I would use a different adjective to describe PDF Pen (especially the “Pro” variety). Lots of features, but HORRIBLE user interface.

And, since I’m opining, I’ll offer one more.

The only truly universal portable thing about a PDF is the icon. Inside, it’s like Forrest Gump’s box of chocolates. Even those you get from extraordinarily expensive publications such as the New England Journal of Medicine. I’ve found instances where PDF reprints from the publisher had confusing glyph substitutions because not all the fonts used in the article were embedded in the emailed pdf. And, if you download PDFs of web pages, sometimes what you get is a bitmapped picture that you can rescue with OCR software. It’s messy in there!!!
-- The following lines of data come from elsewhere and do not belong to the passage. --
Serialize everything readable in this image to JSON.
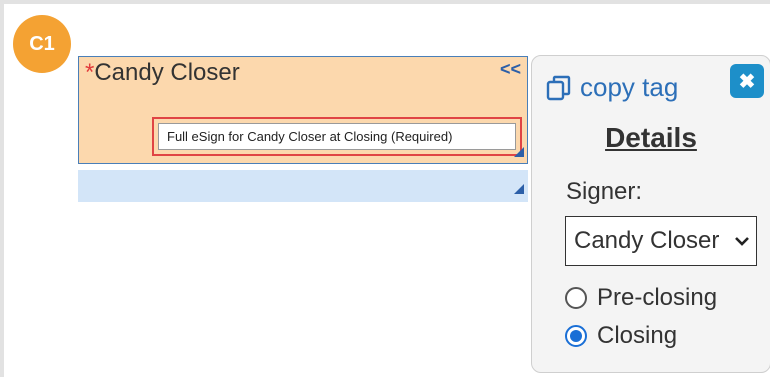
{
  "badge": {
    "label": "C1",
    "color": "#f4a233"
  },
  "tag": {
    "required_marker": "*",
    "title": "Candy Closer",
    "collapse_label": "<<",
    "tooltip": "Full eSign for Candy Closer at Closing (Required)",
    "fill_color": "#fcd8ad"
  },
  "panel": {
    "copy_label": "copy tag",
    "copy_icon": "copy-icon",
    "close_icon": "close-icon",
    "close_label": "✖",
    "details_title": "Details",
    "signer_label": "Signer:",
    "signer_value": "Candy Closer",
    "radio_options": [
      {
        "label": "Pre-closing",
        "checked": false
      },
      {
        "label": "Closing",
        "checked": true
      }
    ]
  }
}
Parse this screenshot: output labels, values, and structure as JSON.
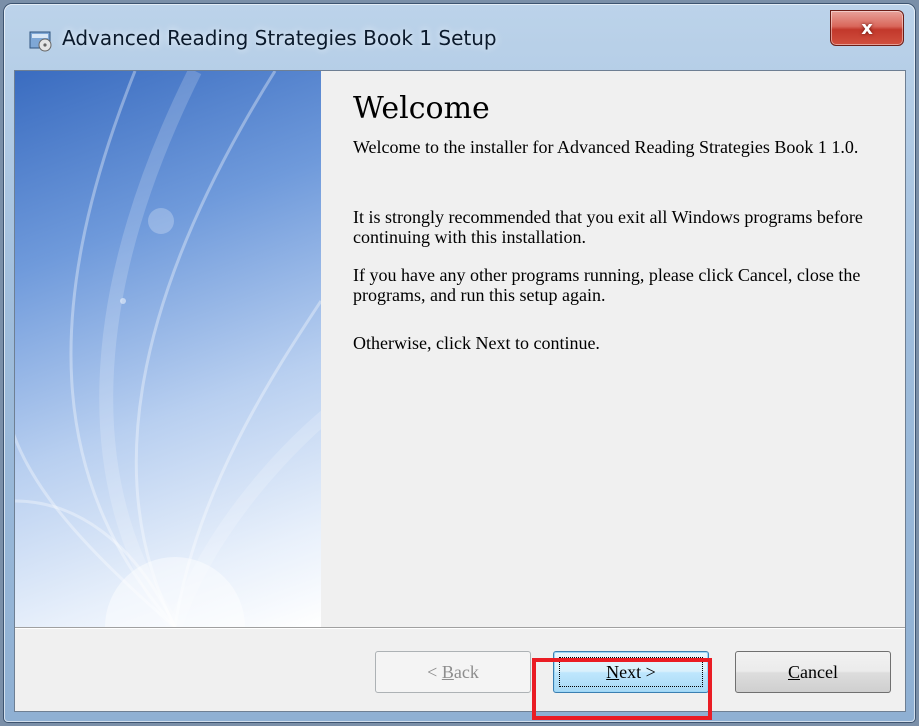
{
  "window": {
    "title": "Advanced Reading Strategies Book 1 Setup",
    "close_label": "x"
  },
  "content": {
    "heading": "Welcome",
    "paragraphs": [
      "Welcome to the installer for Advanced Reading Strategies Book 1 1.0.",
      "It is strongly recommended that you exit all Windows programs before continuing with this installation.",
      "If you have any other programs running, please click Cancel, close the programs, and run this setup again.",
      "Otherwise, click Next to continue."
    ]
  },
  "buttons": {
    "back": {
      "prefix": "< ",
      "mnemonic": "B",
      "rest": "ack"
    },
    "next": {
      "mnemonic": "N",
      "rest": "ext >"
    },
    "cancel": {
      "mnemonic": "C",
      "rest": "ancel"
    }
  },
  "icons": {
    "app": "installer-icon",
    "close": "close-icon"
  },
  "colors": {
    "highlight": "#ea1c24",
    "close_button": "#c2382b"
  }
}
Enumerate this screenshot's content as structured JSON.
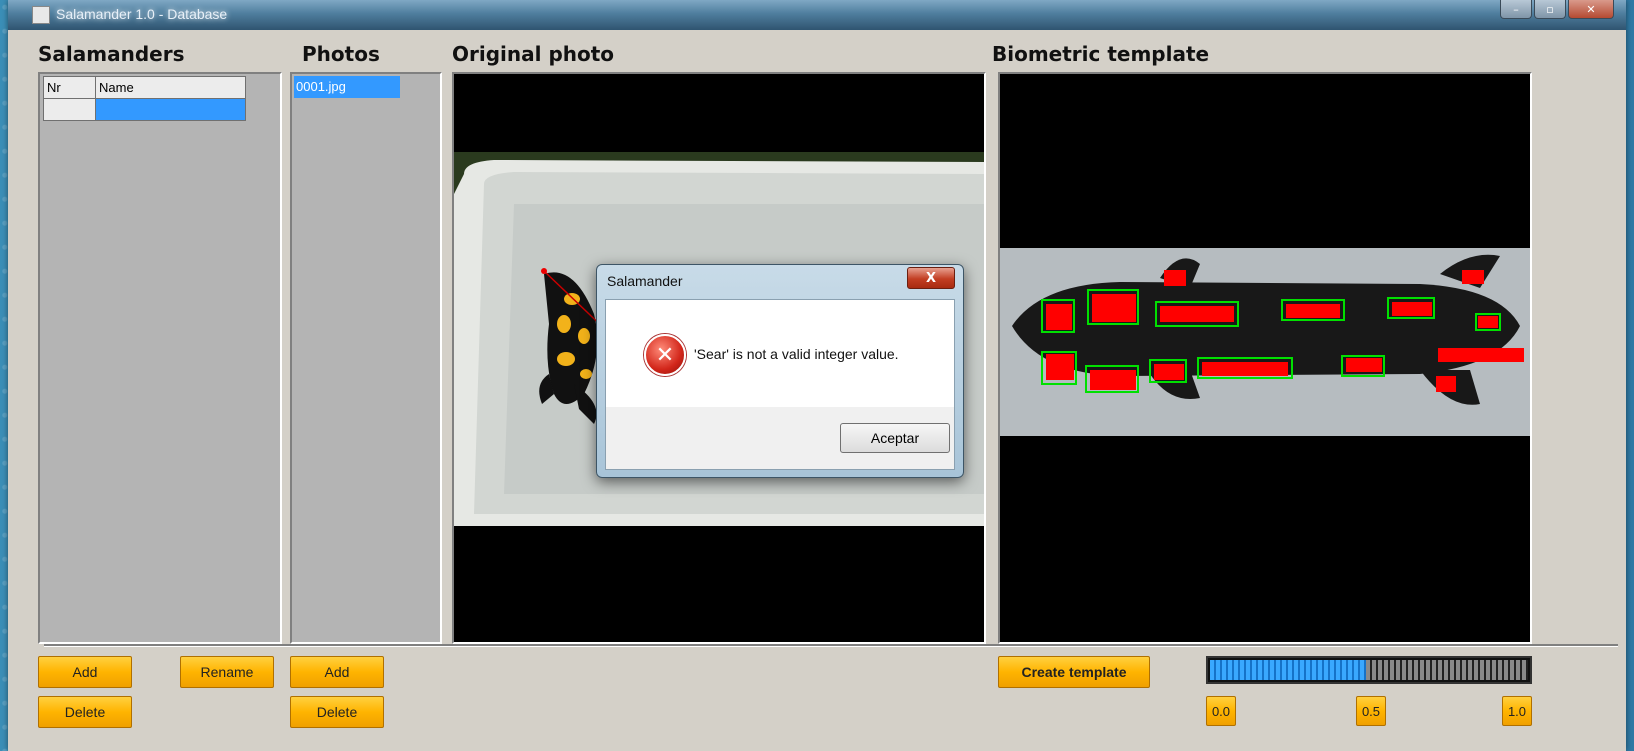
{
  "window": {
    "title": "Salamander 1.0 - Database",
    "controls": [
      "–",
      "▫",
      "✕"
    ]
  },
  "headers": {
    "salamanders": "Salamanders",
    "photos": "Photos",
    "original": "Original photo",
    "template": "Biometric template"
  },
  "salamanders_table": {
    "columns": [
      "Nr",
      "Name"
    ],
    "rows": [
      [
        "",
        ""
      ]
    ]
  },
  "photos_list": {
    "items": [
      "0001.jpg"
    ]
  },
  "buttons": {
    "add_salamander": "Add",
    "rename_salamander": "Rename",
    "delete_salamander": "Delete",
    "add_photo": "Add",
    "delete_photo": "Delete",
    "create_template": "Create template"
  },
  "threshold": {
    "progress": 0.49,
    "ticks": [
      "0.0",
      "0.5",
      "1.0"
    ]
  },
  "dialog": {
    "title": "Salamander",
    "close": "X",
    "message": "'Sear' is not a valid integer value.",
    "ok": "Aceptar",
    "icon": "error-icon"
  },
  "colors": {
    "accent_button": "#ffb400",
    "selection": "#3399ff",
    "progress_fill": "#1e8fe8"
  }
}
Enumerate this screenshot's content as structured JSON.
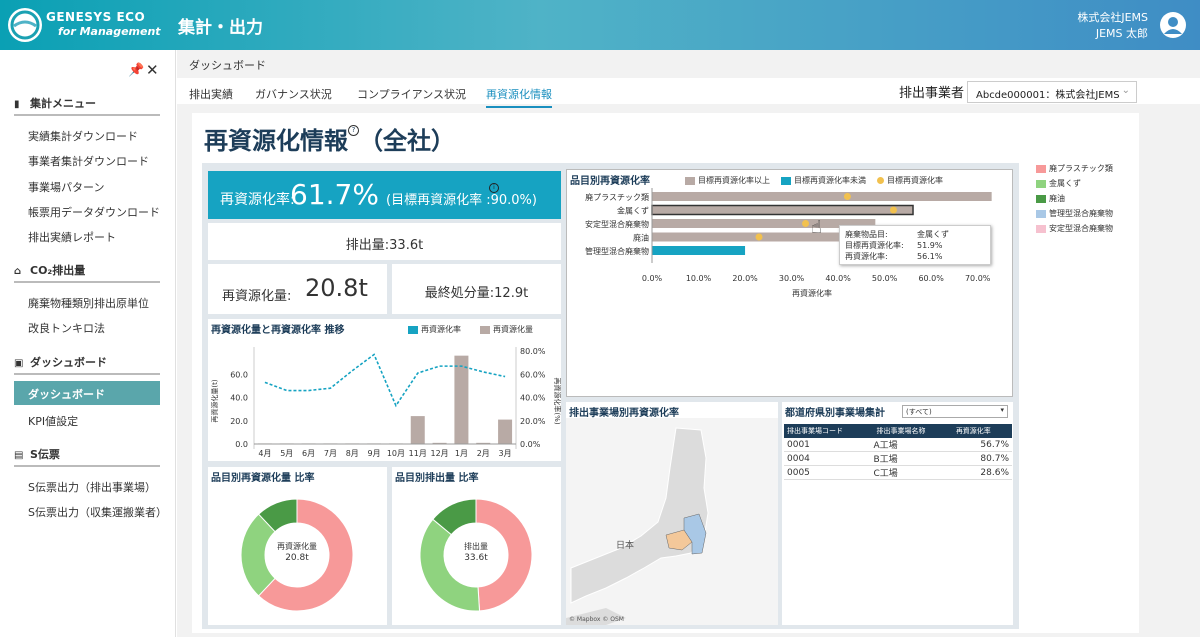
{
  "header": {
    "brand_line1": "GENESYS ECO",
    "brand_line2": "for Management",
    "title": "集計・出力",
    "company": "株式会社JEMS",
    "user": "JEMS 太郎"
  },
  "sidebar": {
    "sections": [
      {
        "title": "集計メニュー",
        "items": [
          "実績集計ダウンロード",
          "事業者集計ダウンロード",
          "事業場パターン",
          "帳票用データダウンロード",
          "排出実績レポート"
        ]
      },
      {
        "title": "CO₂排出量",
        "items": [
          "廃棄物種類別排出原単位",
          "改良トンキロ法"
        ]
      },
      {
        "title": "ダッシュボード",
        "items": [
          "ダッシュボード",
          "KPI値設定"
        ]
      },
      {
        "title": "S伝票",
        "items": [
          "S伝票出力（排出事業場）",
          "S伝票出力（収集運搬業者）"
        ]
      }
    ]
  },
  "breadcrumb": "ダッシュボード",
  "tabs": [
    "排出実績",
    "ガバナンス状況",
    "コンプライアンス状況",
    "再資源化情報"
  ],
  "emitter": {
    "label": "排出事業者",
    "value": "Abcde000001：株式会社JEMS"
  },
  "page_title": "再資源化情報",
  "page_scope": "（全社）",
  "kpi": {
    "rate_label": "再資源化率:",
    "rate_value": "61.7%",
    "target_text": "(目標再資源化率 :90.0%)",
    "emission": "排出量:33.6t",
    "recycle_label": "再資源化量:",
    "recycle_value": "20.8t",
    "final": "最終処分量:12.9t"
  },
  "colors": {
    "accent": "#16a3c2",
    "bar_gray": "#b8aaa5",
    "target_dot": "#f2c14e",
    "plastic": "#f79999",
    "metal": "#8fd37f",
    "oil": "#4a9a46",
    "mixed_ctrl": "#a9c8e6",
    "mixed_stable": "#f6c1cf"
  },
  "trend_chart": {
    "title": "再資源化量と再資源化率 推移",
    "legend_rate": "再資源化率",
    "legend_amount": "再資源化量",
    "ylabel_left": "再資源化量(t)",
    "ylabel_right": "再資源化率(%)",
    "months": [
      "4月",
      "5月",
      "6月",
      "7月",
      "8月",
      "9月",
      "10月",
      "11月",
      "12月",
      "1月",
      "2月",
      "3月"
    ],
    "left_ticks": [
      "60.0",
      "40.0",
      "20.0",
      "0.0"
    ],
    "right_ticks": [
      "80.0%",
      "60.0%",
      "40.0%",
      "20.0%",
      "0.0%"
    ]
  },
  "item_rate_chart": {
    "title": "品目別再資源化率",
    "legend_above": "目標再資源化率以上",
    "legend_below": "目標再資源化率未満",
    "legend_target": "目標再資源化率",
    "xlabel": "再資源化率",
    "xticks": [
      "0.0%",
      "10.0%",
      "20.0%",
      "30.0%",
      "40.0%",
      "50.0%",
      "60.0%",
      "70.0%"
    ],
    "tooltip": {
      "k1": "廃棄物品目:",
      "v1": "金属くず",
      "k2": "目標再資源化率:",
      "v2": "51.9%",
      "k3": "再資源化率:",
      "v3": "56.1%"
    }
  },
  "map_panel": {
    "title": "排出事業場別再資源化率",
    "country": "日本",
    "credit": "© Mapbox © OSM"
  },
  "pref_panel": {
    "title": "都道府県別事業場集計",
    "filter": "(すべて)",
    "columns": [
      "排出事業場コード",
      "排出事業場名称",
      "再資源化率"
    ],
    "rows": [
      [
        "0001",
        "A工場",
        "56.7%"
      ],
      [
        "0004",
        "B工場",
        "80.7%"
      ],
      [
        "0005",
        "C工場",
        "28.6%"
      ]
    ]
  },
  "donut_recycle": {
    "title": "品目別再資源化量 比率",
    "center_label": "再資源化量",
    "center_value": "20.8t"
  },
  "donut_emission": {
    "title": "品目別排出量 比率",
    "center_label": "排出量",
    "center_value": "33.6t"
  },
  "legend_items": [
    "廃プラスチック類",
    "金属くず",
    "廃油",
    "管理型混合廃棄物",
    "安定型混合廃棄物"
  ],
  "chart_data": [
    {
      "type": "bar",
      "title": "再資源化量と再資源化率 推移",
      "categories": [
        "4月",
        "5月",
        "6月",
        "7月",
        "8月",
        "9月",
        "10月",
        "11月",
        "12月",
        "1月",
        "2月",
        "3月"
      ],
      "series": [
        {
          "name": "再資源化量",
          "values": [
            0.5,
            0.5,
            0.5,
            0.5,
            0.5,
            0.5,
            0.5,
            24,
            1,
            76,
            1,
            21
          ]
        },
        {
          "name": "再資源化率",
          "values": [
            53,
            46,
            46,
            48,
            63,
            77,
            33,
            61,
            67,
            67,
            62,
            58
          ]
        }
      ],
      "ylim": [
        0,
        80
      ],
      "y2lim": [
        0,
        80
      ]
    },
    {
      "type": "bar",
      "title": "品目別再資源化率",
      "categories": [
        "廃プラスチック類",
        "金属くず",
        "安定型混合廃棄物",
        "廃油",
        "管理型混合廃棄物"
      ],
      "values": [
        73,
        56.1,
        48,
        42,
        20
      ],
      "targets": [
        42,
        51.9,
        33,
        23,
        null
      ],
      "xlim": [
        0,
        72
      ]
    },
    {
      "type": "pie",
      "title": "品目別再資源化量 比率",
      "categories": [
        "廃プラスチック類",
        "金属くず",
        "廃油"
      ],
      "values": [
        62,
        26,
        12
      ]
    },
    {
      "type": "pie",
      "title": "品目別排出量 比率",
      "categories": [
        "廃プラスチック類",
        "金属くず",
        "廃油"
      ],
      "values": [
        49,
        37,
        14
      ]
    }
  ]
}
Thanks. I thought maybe I was just failing to understand the designer’s vision. (Of course, maybe we both are.)

Again, thanks. I couldn’t figure out how I could be opening a file incorrectly, but that’s what it seemed like.